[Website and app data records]
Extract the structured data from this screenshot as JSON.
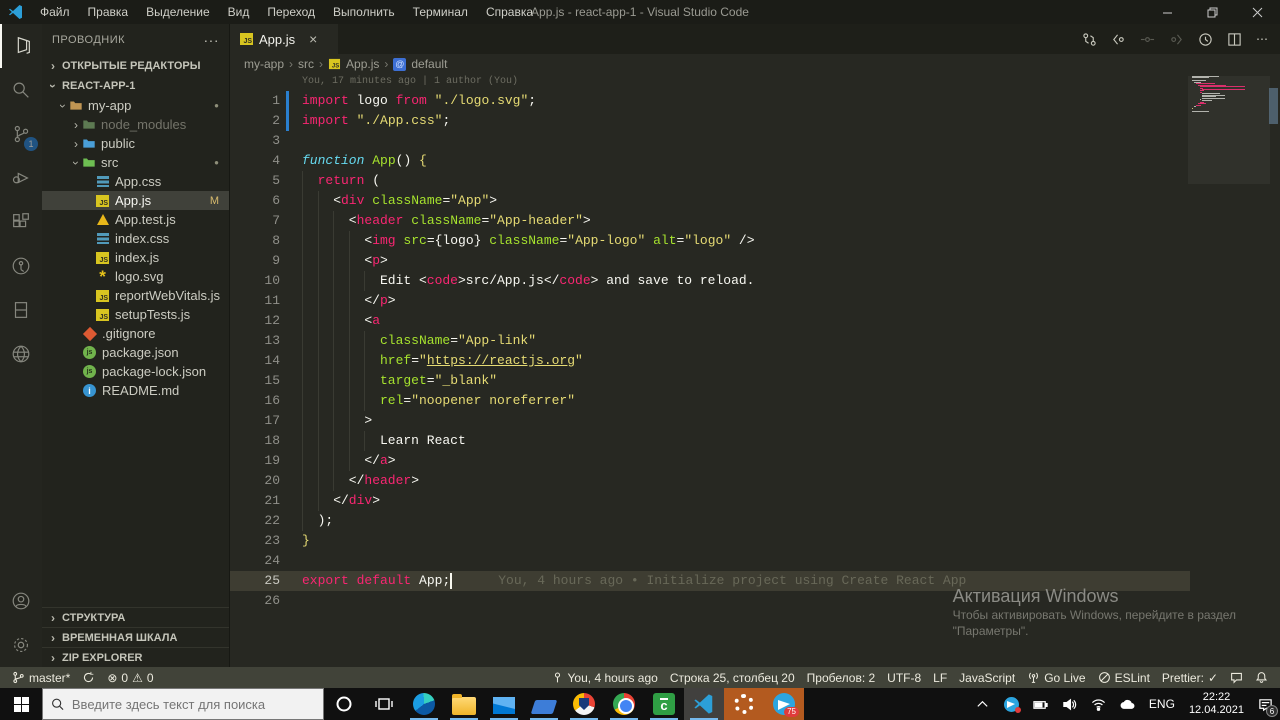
{
  "window": {
    "title": "App.js - react-app-1 - Visual Studio Code"
  },
  "menu": [
    "Файл",
    "Правка",
    "Выделение",
    "Вид",
    "Переход",
    "Выполнить",
    "Терминал",
    "Справка"
  ],
  "glyphs": {
    "dots": "···",
    "more": "⋯",
    "chev": "›",
    "close": "×",
    "err": "⊗",
    "warn": "⚠",
    "check": "✓",
    "star": "*",
    "info_i": "i",
    "js": "JS",
    "npm_js": "js",
    "green_app": "c"
  },
  "activity_badge": "1",
  "sidebar": {
    "title": "ПРОВОДНИК",
    "open_editors": "ОТКРЫТЫЕ РЕДАКТОРЫ",
    "project": "REACT-APP-1",
    "outline": "СТРУКТУРА",
    "timeline": "ВРЕМЕННАЯ ШКАЛА",
    "zip": "ZIP EXPLORER",
    "tree": [
      {
        "label": "my-app",
        "icon": "folder",
        "color": "#c09553",
        "indent": 0,
        "chev": "open",
        "badge": "dot"
      },
      {
        "label": "node_modules",
        "icon": "folder",
        "color": "#5d7a52",
        "indent": 1,
        "chev": "closed",
        "dim": true
      },
      {
        "label": "public",
        "icon": "folder",
        "color": "#4a9fd8",
        "indent": 1,
        "chev": "closed"
      },
      {
        "label": "src",
        "icon": "folder",
        "color": "#6ebe52",
        "indent": 1,
        "chev": "open",
        "badge": "dot"
      },
      {
        "label": "App.css",
        "icon": "css",
        "indent": 2
      },
      {
        "label": "App.js",
        "icon": "js",
        "indent": 2,
        "selected": true,
        "badge": "M"
      },
      {
        "label": "App.test.js",
        "icon": "test",
        "indent": 2
      },
      {
        "label": "index.css",
        "icon": "css",
        "indent": 2
      },
      {
        "label": "index.js",
        "icon": "js",
        "indent": 2
      },
      {
        "label": "logo.svg",
        "icon": "svg",
        "indent": 2
      },
      {
        "label": "reportWebVitals.js",
        "icon": "js",
        "indent": 2
      },
      {
        "label": "setupTests.js",
        "icon": "js",
        "indent": 2
      },
      {
        "label": ".gitignore",
        "icon": "git",
        "indent": 1
      },
      {
        "label": "package.json",
        "icon": "npm",
        "indent": 1
      },
      {
        "label": "package-lock.json",
        "icon": "npm",
        "indent": 1
      },
      {
        "label": "README.md",
        "icon": "info",
        "indent": 1
      }
    ]
  },
  "editor": {
    "tab": "App.js",
    "breadcrumbs": [
      "my-app",
      "src",
      "App.js",
      "default"
    ],
    "codelens": "You, 17 minutes ago | 1 author (You)",
    "blame": "You, 4 hours ago • Initialize project using Create React App",
    "lines": [
      {
        "ind": 0,
        "git": true,
        "tk": [
          [
            "k",
            "import"
          ],
          [
            "w",
            " logo "
          ],
          [
            "k",
            "from"
          ],
          [
            "w",
            " "
          ],
          [
            "s",
            "\"./logo.svg\""
          ],
          [
            "w",
            ";"
          ]
        ]
      },
      {
        "ind": 0,
        "git": true,
        "tk": [
          [
            "k",
            "import"
          ],
          [
            "w",
            " "
          ],
          [
            "s",
            "\"./App.css\""
          ],
          [
            "w",
            ";"
          ]
        ]
      },
      {
        "ind": 0,
        "tk": []
      },
      {
        "ind": 0,
        "tk": [
          [
            "c",
            "function"
          ],
          [
            "w",
            " "
          ],
          [
            "f",
            "App"
          ],
          [
            "w",
            "() "
          ],
          [
            "y",
            "{"
          ]
        ]
      },
      {
        "ind": 1,
        "tk": [
          [
            "k",
            "return"
          ],
          [
            "w",
            " ("
          ]
        ]
      },
      {
        "ind": 2,
        "tk": [
          [
            "w",
            "<"
          ],
          [
            "k",
            "div"
          ],
          [
            "w",
            " "
          ],
          [
            "f",
            "className"
          ],
          [
            "w",
            "="
          ],
          [
            "s",
            "\"App\""
          ],
          [
            "w",
            ">"
          ]
        ]
      },
      {
        "ind": 3,
        "tk": [
          [
            "w",
            "<"
          ],
          [
            "k",
            "header"
          ],
          [
            "w",
            " "
          ],
          [
            "f",
            "className"
          ],
          [
            "w",
            "="
          ],
          [
            "s",
            "\"App-header\""
          ],
          [
            "w",
            ">"
          ]
        ]
      },
      {
        "ind": 4,
        "tk": [
          [
            "w",
            "<"
          ],
          [
            "k",
            "img"
          ],
          [
            "w",
            " "
          ],
          [
            "f",
            "src"
          ],
          [
            "w",
            "={logo} "
          ],
          [
            "f",
            "className"
          ],
          [
            "w",
            "="
          ],
          [
            "s",
            "\"App-logo\""
          ],
          [
            "w",
            " "
          ],
          [
            "f",
            "alt"
          ],
          [
            "w",
            "="
          ],
          [
            "s",
            "\"logo\""
          ],
          [
            "w",
            " />"
          ]
        ]
      },
      {
        "ind": 4,
        "tk": [
          [
            "w",
            "<"
          ],
          [
            "k",
            "p"
          ],
          [
            "w",
            ">"
          ]
        ]
      },
      {
        "ind": 5,
        "tk": [
          [
            "w",
            "Edit <"
          ],
          [
            "k",
            "code"
          ],
          [
            "w",
            ">src/App.js</"
          ],
          [
            "k",
            "code"
          ],
          [
            "w",
            "> and save to reload."
          ]
        ]
      },
      {
        "ind": 4,
        "tk": [
          [
            "w",
            "</"
          ],
          [
            "k",
            "p"
          ],
          [
            "w",
            ">"
          ]
        ]
      },
      {
        "ind": 4,
        "tk": [
          [
            "w",
            "<"
          ],
          [
            "k",
            "a"
          ]
        ]
      },
      {
        "ind": 5,
        "tk": [
          [
            "f",
            "className"
          ],
          [
            "w",
            "="
          ],
          [
            "s",
            "\"App-link\""
          ]
        ]
      },
      {
        "ind": 5,
        "tk": [
          [
            "f",
            "href"
          ],
          [
            "w",
            "="
          ],
          [
            "s",
            "\""
          ],
          [
            "u",
            "https://reactjs.org"
          ],
          [
            "s",
            "\""
          ]
        ]
      },
      {
        "ind": 5,
        "tk": [
          [
            "f",
            "target"
          ],
          [
            "w",
            "="
          ],
          [
            "s",
            "\"_blank\""
          ]
        ]
      },
      {
        "ind": 5,
        "tk": [
          [
            "f",
            "rel"
          ],
          [
            "w",
            "="
          ],
          [
            "s",
            "\"noopener noreferrer\""
          ]
        ]
      },
      {
        "ind": 4,
        "tk": [
          [
            "w",
            ">"
          ]
        ]
      },
      {
        "ind": 5,
        "tk": [
          [
            "w",
            "Learn React"
          ]
        ]
      },
      {
        "ind": 4,
        "tk": [
          [
            "w",
            "</"
          ],
          [
            "k",
            "a"
          ],
          [
            "w",
            ">"
          ]
        ]
      },
      {
        "ind": 3,
        "tk": [
          [
            "w",
            "</"
          ],
          [
            "k",
            "header"
          ],
          [
            "w",
            ">"
          ]
        ]
      },
      {
        "ind": 2,
        "tk": [
          [
            "w",
            "</"
          ],
          [
            "k",
            "div"
          ],
          [
            "w",
            ">"
          ]
        ]
      },
      {
        "ind": 1,
        "tk": [
          [
            "w",
            ");"
          ]
        ]
      },
      {
        "ind": 0,
        "tk": [
          [
            "y",
            "}"
          ]
        ]
      },
      {
        "ind": 0,
        "tk": []
      },
      {
        "ind": 0,
        "cur": true,
        "tk": [
          [
            "k",
            "export"
          ],
          [
            "w",
            " "
          ],
          [
            "k",
            "default"
          ],
          [
            "w",
            " App;"
          ]
        ]
      },
      {
        "ind": 0,
        "tk": []
      }
    ]
  },
  "watermark": {
    "title": "Активация Windows",
    "line1": "Чтобы активировать Windows, перейдите в раздел",
    "line2": "\"Параметры\"."
  },
  "status_bar": {
    "branch": "master*",
    "errors": "0",
    "warnings": "0",
    "blame": "You, 4 hours ago",
    "cursor": "Строка 25, столбец 20",
    "spaces": "Пробелов: 2",
    "encoding": "UTF-8",
    "eol": "LF",
    "language": "JavaScript",
    "golive": "Go Live",
    "eslint": "ESLint",
    "prettier": "Prettier:"
  },
  "taskbar": {
    "search_placeholder": "Введите здесь текст для поиска",
    "telegram_badge": "75",
    "tray": {
      "lang": "ENG",
      "time": "22:22",
      "date": "12.04.2021",
      "notifications": "6"
    }
  },
  "colors": {
    "keyword": "#f92672",
    "string": "#e6db74",
    "attr": "#a6e22e",
    "func_kw": "#66d9ef",
    "fg": "#f8f8f2",
    "statusbar": "#414339",
    "editor_bg": "#272822",
    "badge_blue": "#1e7ad3"
  }
}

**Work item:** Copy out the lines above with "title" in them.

**Final answer:**
    "title": "App.js - react-app-1 - Visual Studio Code"
    "title": "ПРОВОДНИК",
    "title": "Активация Windows",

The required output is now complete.